Sean Lennon scores Jordan Galland’s film ‘Ava’s Possessions’

“I’m not trying to hide from the world,” he says. “I think I’m just too weird for people [laughs].”

For someone with as famous a last name as his, Sean Lennon has managed to fly pretty much under the radar throughout his music career — not that it was ever his intention to do so.

“I’m not trying to hide from the world,” he says. “I think I’m just too weird for people [laughs].”

What Lennon may interpret as “weird” others have described as versatile. In addition to fronting his own psych-pop outfit The Goastt, the 40-year old multi-instrumentalist recently recorded a collaboration with Les Claypool of Primus (as The Claypool Lennon Delirium) and is responsible for the score of the new horror film “Ava’s Possessions,” opening Friday at Cinema Village 12th Street.

amNewYork chatted with Lennon about his busy plate of projects.

 

How did you get involved with “Ava’s Possessions”?

[Director] Jordan Galland is one of my oldest and closest friends and we’ve been collaborating since we were very young. So when he started directing, he asked me to do the music. I did his first and second films and his now third film, “Ava’s Possessions.”

 

What has the reaction to the film been thus far?

It’s very hard to tell with screenings in general.
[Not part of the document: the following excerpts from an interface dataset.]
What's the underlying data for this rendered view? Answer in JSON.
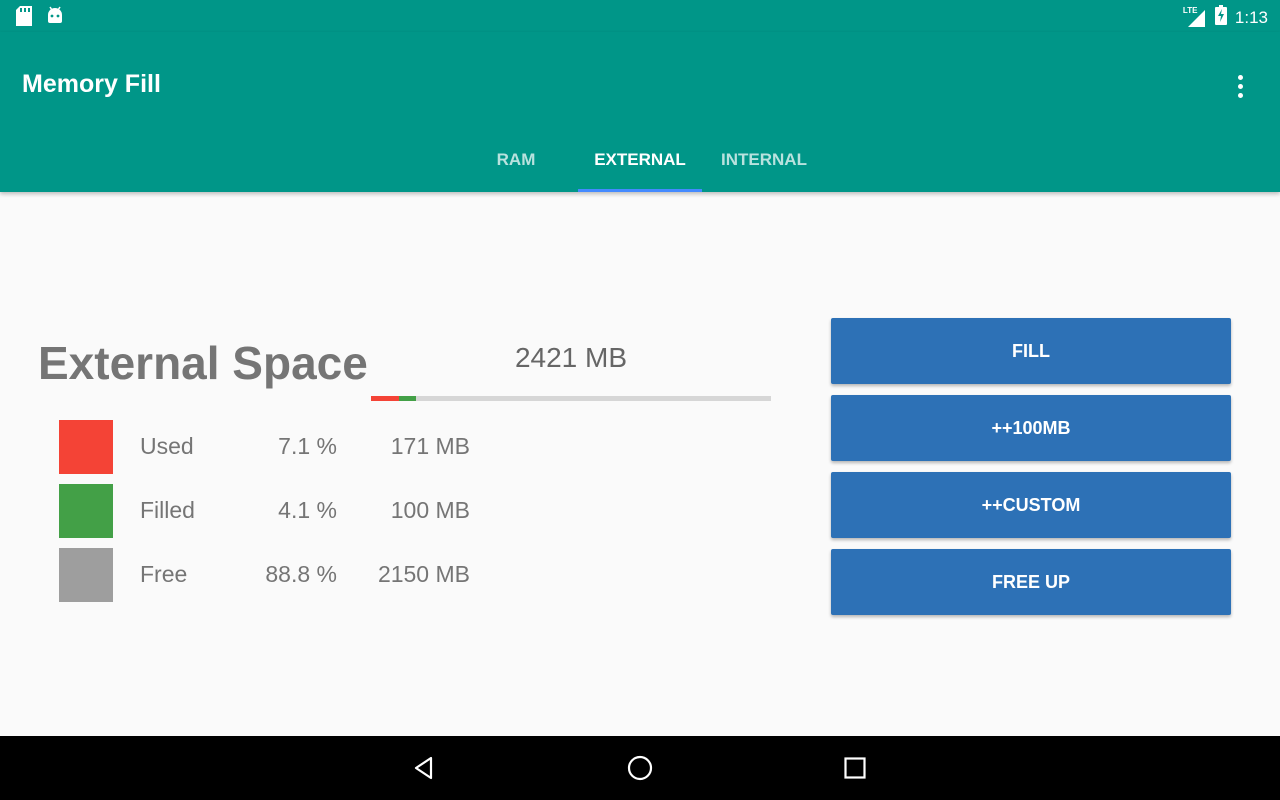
{
  "status_bar": {
    "left_icons": [
      "sd-card-icon",
      "android-icon"
    ],
    "network": "LTE",
    "time": "1:13"
  },
  "app_bar": {
    "title": "Memory Fill",
    "menu_icon": "more-vert-icon"
  },
  "tabs": [
    {
      "label": "RAM",
      "active": false
    },
    {
      "label": "EXTERNAL",
      "active": true
    },
    {
      "label": "INTERNAL",
      "active": false
    }
  ],
  "storage": {
    "title": "External Space",
    "total": "2421 MB",
    "usage_bar": {
      "used_fraction": 0.071,
      "filled_fraction": 0.041
    },
    "legend": [
      {
        "label": "Used",
        "percent": "7.1 %",
        "size": "171 MB",
        "color": "#f44336"
      },
      {
        "label": "Filled",
        "percent": "4.1 %",
        "size": "100 MB",
        "color": "#43a047"
      },
      {
        "label": "Free",
        "percent": "88.8 %",
        "size": "2150 MB",
        "color": "#9e9e9e"
      }
    ]
  },
  "actions": {
    "fill": "FILL",
    "add_100mb": "++100MB",
    "add_custom": "++CUSTOM",
    "free_up": "FREE UP"
  },
  "colors": {
    "primary": "#009688",
    "tab_indicator": "#448aff",
    "button": "#2d71b6",
    "used": "#f44336",
    "filled": "#43a047",
    "free": "#9e9e9e"
  },
  "nav_bar": {
    "back_icon": "back-triangle-icon",
    "home_icon": "home-circle-icon",
    "recents_icon": "recents-square-icon"
  }
}
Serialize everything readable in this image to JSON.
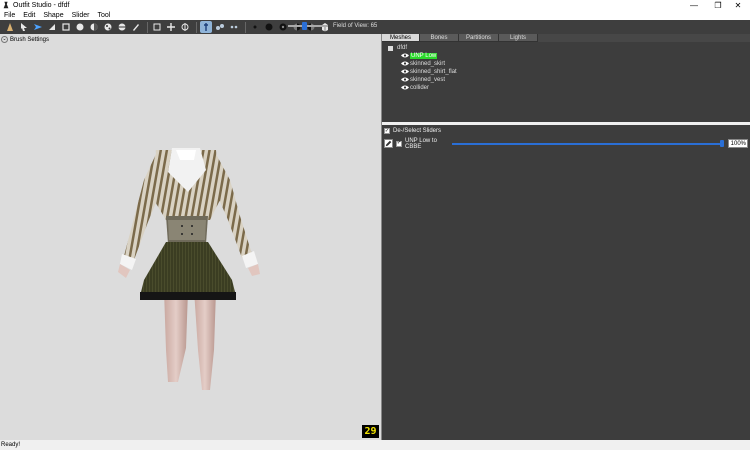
{
  "window": {
    "title": "Outfit Studio - dfdf",
    "minimize_glyph": "—",
    "maximize_glyph": "❐",
    "close_glyph": "✕"
  },
  "menu": [
    "File",
    "Edit",
    "Shape",
    "Slider",
    "Tool"
  ],
  "toolbar": {
    "fov_label": "Field of View: 65",
    "field_of_view": 65,
    "icons": [
      "brush-icon",
      "select-icon",
      "move-icon",
      "inflate-icon",
      "deflate-icon",
      "smooth-icon",
      "undiff-icon",
      "mask-icon",
      "unmask-icon",
      "weight-icon",
      "color-icon",
      "transform-icon",
      "pivot-icon",
      "vertex-select-icon",
      "show-verts-icon",
      "wireframe-icon",
      "lighting-icon",
      "view-front-icon",
      "view-back-icon",
      "view-left-icon",
      "view-right-icon",
      "perspective-icon"
    ]
  },
  "left": {
    "brush_settings": "Brush Settings",
    "fps": "29"
  },
  "tabs": [
    "Meshes",
    "Bones",
    "Partitions",
    "Lights"
  ],
  "tree": {
    "root": "dfdf",
    "items": [
      "UNP Low",
      "skinned_skirt",
      "skinned_shirt_flat",
      "skinned_vest",
      "collider"
    ],
    "selected_index": 0
  },
  "sliders": {
    "deselect_label": "De-/Select Sliders",
    "check_glyph": "✓",
    "rows": [
      {
        "name": "UNP Low to CBBE",
        "value_text": "100%",
        "value": 100
      }
    ]
  },
  "status": "Ready!",
  "colors": {
    "accent": "#2a6fd6",
    "selected_mesh": "#2bd92b",
    "fps": "#f2e400"
  }
}
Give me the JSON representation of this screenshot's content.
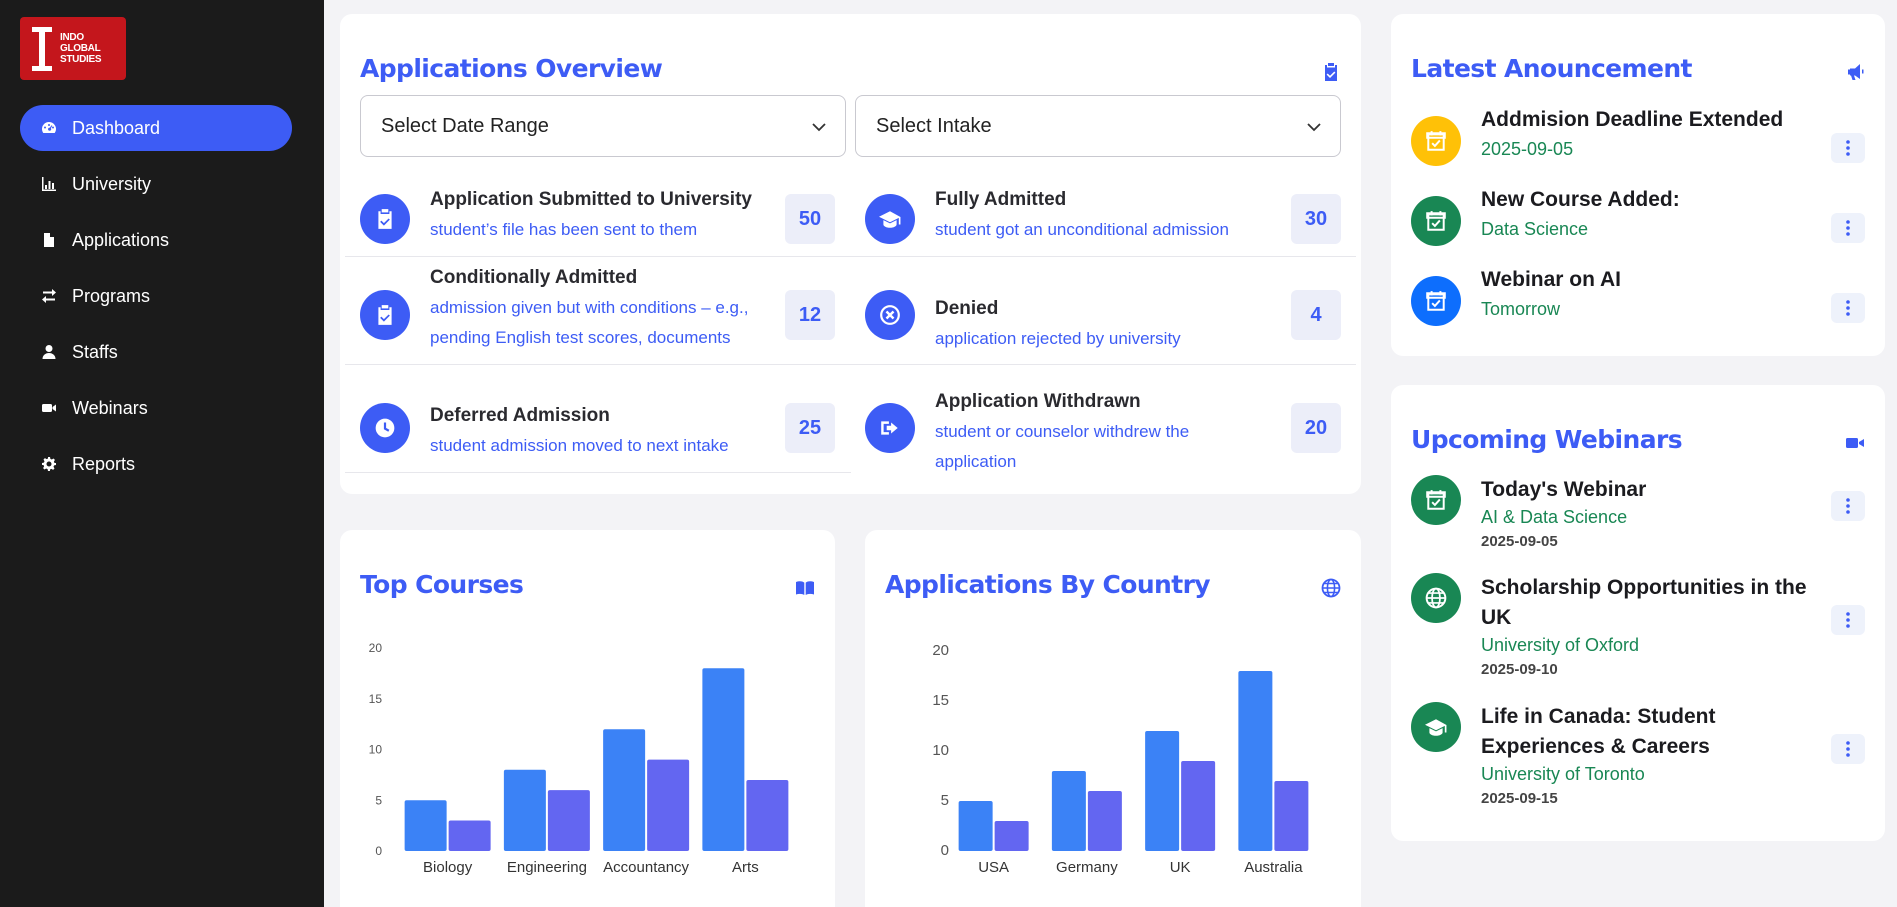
{
  "brand": {
    "logo_line1": "INDO",
    "logo_line2": "GLOBAL",
    "logo_line3": "STUDIES"
  },
  "sidebar": {
    "items": [
      {
        "label": "Dashboard",
        "icon": "gauge-icon",
        "active": true
      },
      {
        "label": "University",
        "icon": "bar-chart-icon"
      },
      {
        "label": "Applications",
        "icon": "file-icon"
      },
      {
        "label": "Programs",
        "icon": "exchange-icon"
      },
      {
        "label": "Staffs",
        "icon": "user-icon"
      },
      {
        "label": "Webinars",
        "icon": "video-icon"
      },
      {
        "label": "Reports",
        "icon": "gear-icon"
      }
    ]
  },
  "overview": {
    "title": "Applications Overview",
    "date_select": "Select Date Range",
    "intake_select": "Select Intake",
    "stats": [
      {
        "title": "Application Submitted to University",
        "desc": "student’s file has been sent to them",
        "count": "50",
        "icon": "clipboard-check-icon"
      },
      {
        "title": "Fully Admitted",
        "desc": "student got an unconditional admission",
        "count": "30",
        "icon": "graduation-cap-icon"
      },
      {
        "title": "Conditionally Admitted",
        "desc": "admission given but with conditions – e.g., pending English test scores, documents",
        "count": "12",
        "icon": "clipboard-check-icon"
      },
      {
        "title": "Denied",
        "desc": "application rejected by university",
        "count": "4",
        "icon": "x-circle-icon"
      },
      {
        "title": "Deferred Admission",
        "desc": "student admission moved to next intake",
        "count": "25",
        "icon": "clock-icon"
      },
      {
        "title": "Application Withdrawn",
        "desc": "student or counselor withdrew the application",
        "count": "20",
        "icon": "sign-out-icon"
      }
    ]
  },
  "top_courses": {
    "title": "Top Courses",
    "icon": "book-icon"
  },
  "by_country": {
    "title": "Applications By Country",
    "icon": "globe-icon"
  },
  "chart_data": [
    {
      "type": "bar",
      "categories": [
        "Biology",
        "Engineering",
        "Accountancy",
        "Arts"
      ],
      "series": [
        {
          "values": [
            5,
            8,
            12,
            18
          ],
          "color": "#3b82f6"
        },
        {
          "values": [
            3,
            6,
            9,
            7
          ],
          "color": "#6366f1"
        }
      ],
      "ylim": [
        0,
        20
      ],
      "yticks": [
        0,
        5,
        10,
        15,
        20
      ]
    },
    {
      "type": "bar",
      "categories": [
        "USA",
        "Germany",
        "UK",
        "Australia"
      ],
      "series": [
        {
          "values": [
            5,
            8,
            12,
            18
          ],
          "color": "#3b82f6"
        },
        {
          "values": [
            3,
            6,
            9,
            7
          ],
          "color": "#6366f1"
        }
      ],
      "ylim": [
        0,
        20
      ],
      "yticks": [
        0,
        5,
        10,
        15,
        20
      ]
    }
  ],
  "announcements": {
    "title": "Latest Anouncement",
    "icon": "megaphone-icon",
    "items": [
      {
        "title": "Addmision Deadline Extended",
        "sub": "2025-09-05",
        "color": "#ffc107"
      },
      {
        "title": "New Course Added:",
        "sub": "Data Science",
        "color": "#198754"
      },
      {
        "title": "Webinar on AI",
        "sub": "Tomorrow",
        "color": "#0d6efd"
      }
    ]
  },
  "webinars": {
    "title": "Upcoming Webinars",
    "icon": "video-icon",
    "items": [
      {
        "title": "Today's Webinar",
        "sub": "AI & Data Science",
        "date": "2025-09-05",
        "icon": "calendar-check-icon"
      },
      {
        "title": "Scholarship Opportunities in the UK",
        "sub": "University of Oxford",
        "date": "2025-09-10",
        "icon": "globe-icon"
      },
      {
        "title": "Life in Canada: Student Experiences & Careers",
        "sub": "University of Toronto",
        "date": "2025-09-15",
        "icon": "graduation-cap-icon"
      }
    ]
  },
  "colors": {
    "accent": "#3d5cf5",
    "sidebar": "#1b1b1b",
    "success": "#198754",
    "warning": "#ffc107",
    "primary": "#0d6efd"
  }
}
Obviously, the screenings have gone really great, but I’m too much of a novice in the film world to discern anything from that. It’s like that with music too. I’ve never played a record for my friends and they’re like, “You shouldn’t put this out.” It’s usually, “This sounds great, man,” and still I put it out and nothing happens [laughs]. It’s hard to discern the relationship between people’s initial reaction to a project and how it’s going to do.

 

Do you care about mass appeal? Are you looking for more commercial success with your music?

I know that I’m strange, and I’ve certainly never tried to make a techno record or cater to any idea of mainstream, but I don’t think there’s any reason to make art than to imagine some kind of audience for it. I wouldn’t believe any artist that denied that.

 

The first single with your collaboration with Les Claypool, “Cricket and Genie,” was just released. What are the plans for The Claypool Lennon Delirium?

We have a whole record coming out. That song, I don’t know to what degree that represents the whole album, but I’m really happy with it.

Michael Dolce